◆ **TASK DESCRIPTION**
Go through the data below and copy each line where the word "topics" occurs.

◆ **DATA FOR THE TASK**
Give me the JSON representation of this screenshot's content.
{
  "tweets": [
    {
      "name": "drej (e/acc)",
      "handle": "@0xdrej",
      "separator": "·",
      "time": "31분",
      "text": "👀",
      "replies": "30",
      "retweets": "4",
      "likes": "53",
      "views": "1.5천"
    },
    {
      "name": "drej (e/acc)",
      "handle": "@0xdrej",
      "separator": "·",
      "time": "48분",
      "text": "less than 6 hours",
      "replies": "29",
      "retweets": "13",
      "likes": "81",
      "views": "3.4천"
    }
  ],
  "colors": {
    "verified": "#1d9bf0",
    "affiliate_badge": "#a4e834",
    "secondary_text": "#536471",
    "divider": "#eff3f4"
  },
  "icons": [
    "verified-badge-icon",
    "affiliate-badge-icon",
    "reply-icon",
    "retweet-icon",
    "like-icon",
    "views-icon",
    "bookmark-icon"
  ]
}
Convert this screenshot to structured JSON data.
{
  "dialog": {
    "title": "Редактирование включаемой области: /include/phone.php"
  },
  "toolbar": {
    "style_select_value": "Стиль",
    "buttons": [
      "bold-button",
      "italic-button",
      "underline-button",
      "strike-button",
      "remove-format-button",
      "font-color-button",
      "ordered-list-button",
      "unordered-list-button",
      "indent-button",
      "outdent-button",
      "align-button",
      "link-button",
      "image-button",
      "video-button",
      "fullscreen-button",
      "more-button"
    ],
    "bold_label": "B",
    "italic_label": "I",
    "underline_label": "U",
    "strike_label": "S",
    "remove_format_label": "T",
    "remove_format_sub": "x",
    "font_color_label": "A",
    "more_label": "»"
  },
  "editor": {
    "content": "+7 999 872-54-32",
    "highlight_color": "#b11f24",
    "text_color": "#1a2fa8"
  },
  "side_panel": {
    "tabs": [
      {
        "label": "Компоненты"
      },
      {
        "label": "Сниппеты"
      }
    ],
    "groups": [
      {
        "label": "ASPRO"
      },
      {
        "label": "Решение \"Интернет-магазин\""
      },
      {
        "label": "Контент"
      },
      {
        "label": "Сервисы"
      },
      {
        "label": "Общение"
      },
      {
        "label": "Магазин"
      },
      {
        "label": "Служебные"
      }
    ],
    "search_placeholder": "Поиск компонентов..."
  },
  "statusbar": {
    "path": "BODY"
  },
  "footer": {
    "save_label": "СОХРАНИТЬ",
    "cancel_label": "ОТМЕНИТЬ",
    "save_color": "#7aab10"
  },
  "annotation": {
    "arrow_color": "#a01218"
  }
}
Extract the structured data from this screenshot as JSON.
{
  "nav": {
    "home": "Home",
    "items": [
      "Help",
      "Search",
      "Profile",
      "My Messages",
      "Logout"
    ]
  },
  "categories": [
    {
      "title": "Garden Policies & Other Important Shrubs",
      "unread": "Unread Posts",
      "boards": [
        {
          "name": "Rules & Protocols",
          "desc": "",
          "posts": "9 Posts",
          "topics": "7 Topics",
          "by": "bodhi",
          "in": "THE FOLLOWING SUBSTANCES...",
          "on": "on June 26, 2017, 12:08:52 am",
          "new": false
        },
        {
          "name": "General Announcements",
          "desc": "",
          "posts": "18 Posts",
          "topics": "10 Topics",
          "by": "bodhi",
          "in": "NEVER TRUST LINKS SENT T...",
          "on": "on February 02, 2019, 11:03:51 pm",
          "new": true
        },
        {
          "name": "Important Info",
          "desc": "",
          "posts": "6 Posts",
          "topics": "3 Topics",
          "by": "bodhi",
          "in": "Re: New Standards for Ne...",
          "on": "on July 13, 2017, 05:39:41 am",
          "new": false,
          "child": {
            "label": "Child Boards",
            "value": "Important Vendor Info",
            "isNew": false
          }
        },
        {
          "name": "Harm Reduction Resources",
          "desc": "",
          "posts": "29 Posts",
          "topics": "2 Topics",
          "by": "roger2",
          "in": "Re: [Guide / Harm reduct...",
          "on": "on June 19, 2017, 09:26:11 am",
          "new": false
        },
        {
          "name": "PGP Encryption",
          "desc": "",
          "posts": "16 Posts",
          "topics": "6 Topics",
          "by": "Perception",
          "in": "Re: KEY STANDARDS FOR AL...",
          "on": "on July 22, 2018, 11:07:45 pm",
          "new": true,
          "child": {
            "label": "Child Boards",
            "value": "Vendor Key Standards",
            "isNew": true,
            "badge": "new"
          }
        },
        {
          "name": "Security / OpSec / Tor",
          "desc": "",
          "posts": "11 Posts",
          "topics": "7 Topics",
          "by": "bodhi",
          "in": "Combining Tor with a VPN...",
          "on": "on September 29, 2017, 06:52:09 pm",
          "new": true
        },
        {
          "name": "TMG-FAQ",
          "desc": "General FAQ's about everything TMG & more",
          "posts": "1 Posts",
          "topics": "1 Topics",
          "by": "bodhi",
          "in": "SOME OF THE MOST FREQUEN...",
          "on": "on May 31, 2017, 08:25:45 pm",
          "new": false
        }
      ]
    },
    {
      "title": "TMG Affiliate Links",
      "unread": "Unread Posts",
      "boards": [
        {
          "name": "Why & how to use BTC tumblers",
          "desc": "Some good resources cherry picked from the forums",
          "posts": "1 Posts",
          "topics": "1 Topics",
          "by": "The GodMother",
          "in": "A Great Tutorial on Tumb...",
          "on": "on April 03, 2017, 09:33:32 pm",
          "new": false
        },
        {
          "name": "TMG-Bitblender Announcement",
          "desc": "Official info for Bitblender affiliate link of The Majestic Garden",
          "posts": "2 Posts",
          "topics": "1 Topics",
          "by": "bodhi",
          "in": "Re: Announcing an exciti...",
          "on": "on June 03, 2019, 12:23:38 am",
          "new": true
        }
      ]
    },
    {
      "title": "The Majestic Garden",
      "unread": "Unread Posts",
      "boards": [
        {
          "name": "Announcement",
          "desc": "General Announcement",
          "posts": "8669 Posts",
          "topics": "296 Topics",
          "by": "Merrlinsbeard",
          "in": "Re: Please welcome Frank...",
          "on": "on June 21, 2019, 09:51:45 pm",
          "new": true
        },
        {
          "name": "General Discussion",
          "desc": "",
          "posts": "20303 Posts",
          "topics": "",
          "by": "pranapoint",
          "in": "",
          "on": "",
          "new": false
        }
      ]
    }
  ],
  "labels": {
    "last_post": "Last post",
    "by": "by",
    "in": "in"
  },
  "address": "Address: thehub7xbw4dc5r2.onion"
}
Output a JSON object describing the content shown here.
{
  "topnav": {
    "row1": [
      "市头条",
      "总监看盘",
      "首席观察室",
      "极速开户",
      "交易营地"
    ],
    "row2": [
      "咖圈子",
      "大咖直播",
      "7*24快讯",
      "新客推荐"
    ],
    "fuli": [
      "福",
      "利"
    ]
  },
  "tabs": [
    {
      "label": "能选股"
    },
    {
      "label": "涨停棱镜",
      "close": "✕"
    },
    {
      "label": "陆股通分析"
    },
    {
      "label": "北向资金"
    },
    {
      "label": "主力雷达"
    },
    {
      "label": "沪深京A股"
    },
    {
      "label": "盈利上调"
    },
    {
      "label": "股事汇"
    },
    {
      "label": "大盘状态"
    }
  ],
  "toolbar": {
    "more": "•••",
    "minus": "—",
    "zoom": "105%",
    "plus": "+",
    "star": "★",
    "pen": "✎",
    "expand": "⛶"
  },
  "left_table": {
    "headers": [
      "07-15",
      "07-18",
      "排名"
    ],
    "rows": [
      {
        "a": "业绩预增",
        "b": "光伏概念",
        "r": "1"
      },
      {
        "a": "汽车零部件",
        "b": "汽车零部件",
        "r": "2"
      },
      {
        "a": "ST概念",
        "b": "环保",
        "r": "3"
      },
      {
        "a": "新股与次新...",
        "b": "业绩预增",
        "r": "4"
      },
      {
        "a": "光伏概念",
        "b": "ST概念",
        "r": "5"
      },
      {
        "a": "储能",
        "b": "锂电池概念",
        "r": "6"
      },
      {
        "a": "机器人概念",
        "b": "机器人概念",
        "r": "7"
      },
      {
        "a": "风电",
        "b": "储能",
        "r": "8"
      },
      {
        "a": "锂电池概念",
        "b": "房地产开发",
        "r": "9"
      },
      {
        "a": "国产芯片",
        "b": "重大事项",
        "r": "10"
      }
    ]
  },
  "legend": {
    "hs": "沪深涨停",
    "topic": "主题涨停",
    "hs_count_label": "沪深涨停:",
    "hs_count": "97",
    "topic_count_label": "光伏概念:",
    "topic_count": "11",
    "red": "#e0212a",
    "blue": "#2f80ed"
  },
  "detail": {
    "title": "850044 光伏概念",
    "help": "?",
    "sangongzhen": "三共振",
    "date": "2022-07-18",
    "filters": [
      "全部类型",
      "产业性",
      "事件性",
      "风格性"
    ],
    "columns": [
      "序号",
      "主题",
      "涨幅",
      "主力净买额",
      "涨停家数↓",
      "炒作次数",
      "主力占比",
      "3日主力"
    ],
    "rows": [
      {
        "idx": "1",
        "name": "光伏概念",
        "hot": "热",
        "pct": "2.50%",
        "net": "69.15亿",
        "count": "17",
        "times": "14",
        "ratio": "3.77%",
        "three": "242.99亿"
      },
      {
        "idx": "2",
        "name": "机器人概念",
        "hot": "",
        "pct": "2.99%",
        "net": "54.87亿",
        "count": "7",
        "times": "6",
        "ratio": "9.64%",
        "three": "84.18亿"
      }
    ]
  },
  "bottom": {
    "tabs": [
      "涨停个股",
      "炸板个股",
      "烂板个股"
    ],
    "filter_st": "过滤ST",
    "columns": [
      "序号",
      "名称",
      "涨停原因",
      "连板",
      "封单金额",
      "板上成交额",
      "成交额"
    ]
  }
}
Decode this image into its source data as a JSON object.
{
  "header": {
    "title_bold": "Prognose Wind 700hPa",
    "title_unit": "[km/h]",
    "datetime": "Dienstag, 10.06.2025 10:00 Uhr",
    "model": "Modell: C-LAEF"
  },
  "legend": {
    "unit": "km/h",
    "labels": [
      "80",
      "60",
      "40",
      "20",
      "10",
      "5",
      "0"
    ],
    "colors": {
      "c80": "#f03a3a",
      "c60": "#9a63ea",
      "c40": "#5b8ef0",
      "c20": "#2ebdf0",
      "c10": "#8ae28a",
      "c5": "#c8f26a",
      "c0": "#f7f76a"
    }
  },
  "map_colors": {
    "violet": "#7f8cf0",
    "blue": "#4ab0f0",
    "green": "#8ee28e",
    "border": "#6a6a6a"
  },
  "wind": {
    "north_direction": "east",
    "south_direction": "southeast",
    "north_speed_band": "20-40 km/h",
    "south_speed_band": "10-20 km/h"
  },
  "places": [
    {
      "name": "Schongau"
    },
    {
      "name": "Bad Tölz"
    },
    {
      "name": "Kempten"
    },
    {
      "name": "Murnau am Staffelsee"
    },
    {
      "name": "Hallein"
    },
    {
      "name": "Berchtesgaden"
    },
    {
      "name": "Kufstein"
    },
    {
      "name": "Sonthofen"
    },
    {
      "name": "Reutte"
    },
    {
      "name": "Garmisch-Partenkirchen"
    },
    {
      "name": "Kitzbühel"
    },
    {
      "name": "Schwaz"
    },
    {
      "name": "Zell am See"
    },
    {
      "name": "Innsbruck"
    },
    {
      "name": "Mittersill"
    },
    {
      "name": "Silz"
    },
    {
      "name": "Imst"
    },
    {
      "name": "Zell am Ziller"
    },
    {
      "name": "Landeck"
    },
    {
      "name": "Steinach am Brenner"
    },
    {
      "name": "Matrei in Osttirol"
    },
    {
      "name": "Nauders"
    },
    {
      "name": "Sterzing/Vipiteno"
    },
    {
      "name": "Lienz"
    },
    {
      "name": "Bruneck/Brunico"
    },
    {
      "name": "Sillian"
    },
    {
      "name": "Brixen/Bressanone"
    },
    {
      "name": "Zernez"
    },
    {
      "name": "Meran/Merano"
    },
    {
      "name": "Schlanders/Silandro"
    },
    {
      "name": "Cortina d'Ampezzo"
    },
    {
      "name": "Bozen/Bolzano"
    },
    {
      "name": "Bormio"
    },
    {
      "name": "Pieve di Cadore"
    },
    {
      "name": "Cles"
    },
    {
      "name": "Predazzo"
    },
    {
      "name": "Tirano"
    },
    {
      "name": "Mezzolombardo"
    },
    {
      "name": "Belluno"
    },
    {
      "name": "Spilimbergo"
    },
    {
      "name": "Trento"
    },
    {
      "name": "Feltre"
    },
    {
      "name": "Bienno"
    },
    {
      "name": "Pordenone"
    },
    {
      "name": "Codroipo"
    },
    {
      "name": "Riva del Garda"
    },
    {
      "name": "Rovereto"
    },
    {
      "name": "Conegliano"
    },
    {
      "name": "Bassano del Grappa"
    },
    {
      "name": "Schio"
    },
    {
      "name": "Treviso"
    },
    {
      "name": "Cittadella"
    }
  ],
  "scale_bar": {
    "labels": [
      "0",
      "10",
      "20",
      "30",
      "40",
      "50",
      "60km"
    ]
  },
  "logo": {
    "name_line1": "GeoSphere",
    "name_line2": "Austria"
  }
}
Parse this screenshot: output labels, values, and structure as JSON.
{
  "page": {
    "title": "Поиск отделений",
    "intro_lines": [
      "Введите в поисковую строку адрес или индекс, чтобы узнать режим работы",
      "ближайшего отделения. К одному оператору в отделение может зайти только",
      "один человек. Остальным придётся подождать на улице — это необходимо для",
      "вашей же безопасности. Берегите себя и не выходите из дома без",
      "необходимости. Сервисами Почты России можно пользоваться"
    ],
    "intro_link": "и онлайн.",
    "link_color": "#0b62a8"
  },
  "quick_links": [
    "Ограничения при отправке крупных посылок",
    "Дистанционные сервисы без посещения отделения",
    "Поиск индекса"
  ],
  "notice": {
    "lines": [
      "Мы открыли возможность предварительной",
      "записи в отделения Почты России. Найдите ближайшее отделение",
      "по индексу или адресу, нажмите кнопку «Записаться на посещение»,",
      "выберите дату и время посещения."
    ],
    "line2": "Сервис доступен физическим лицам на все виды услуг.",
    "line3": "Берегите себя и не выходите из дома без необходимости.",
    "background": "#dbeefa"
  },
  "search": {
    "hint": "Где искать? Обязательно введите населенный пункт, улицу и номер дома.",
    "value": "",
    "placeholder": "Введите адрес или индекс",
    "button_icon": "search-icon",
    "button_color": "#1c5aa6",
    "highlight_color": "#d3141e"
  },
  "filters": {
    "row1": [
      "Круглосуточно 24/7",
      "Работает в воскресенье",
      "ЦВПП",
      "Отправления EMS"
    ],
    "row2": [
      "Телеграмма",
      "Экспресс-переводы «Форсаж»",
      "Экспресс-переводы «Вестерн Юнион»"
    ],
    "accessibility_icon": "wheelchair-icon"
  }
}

◆ **ANSWER TO THIS TASK**
          "topics": "7 Topics",
          "topics": "10 Topics",
          "topics": "3 Topics",
          "topics": "2 Topics",
          "topics": "6 Topics",
          "topics": "7 Topics",
          "topics": "1 Topics",
          "topics": "1 Topics",
          "topics": "1 Topics",
          "topics": "296 Topics",
          "topics": "",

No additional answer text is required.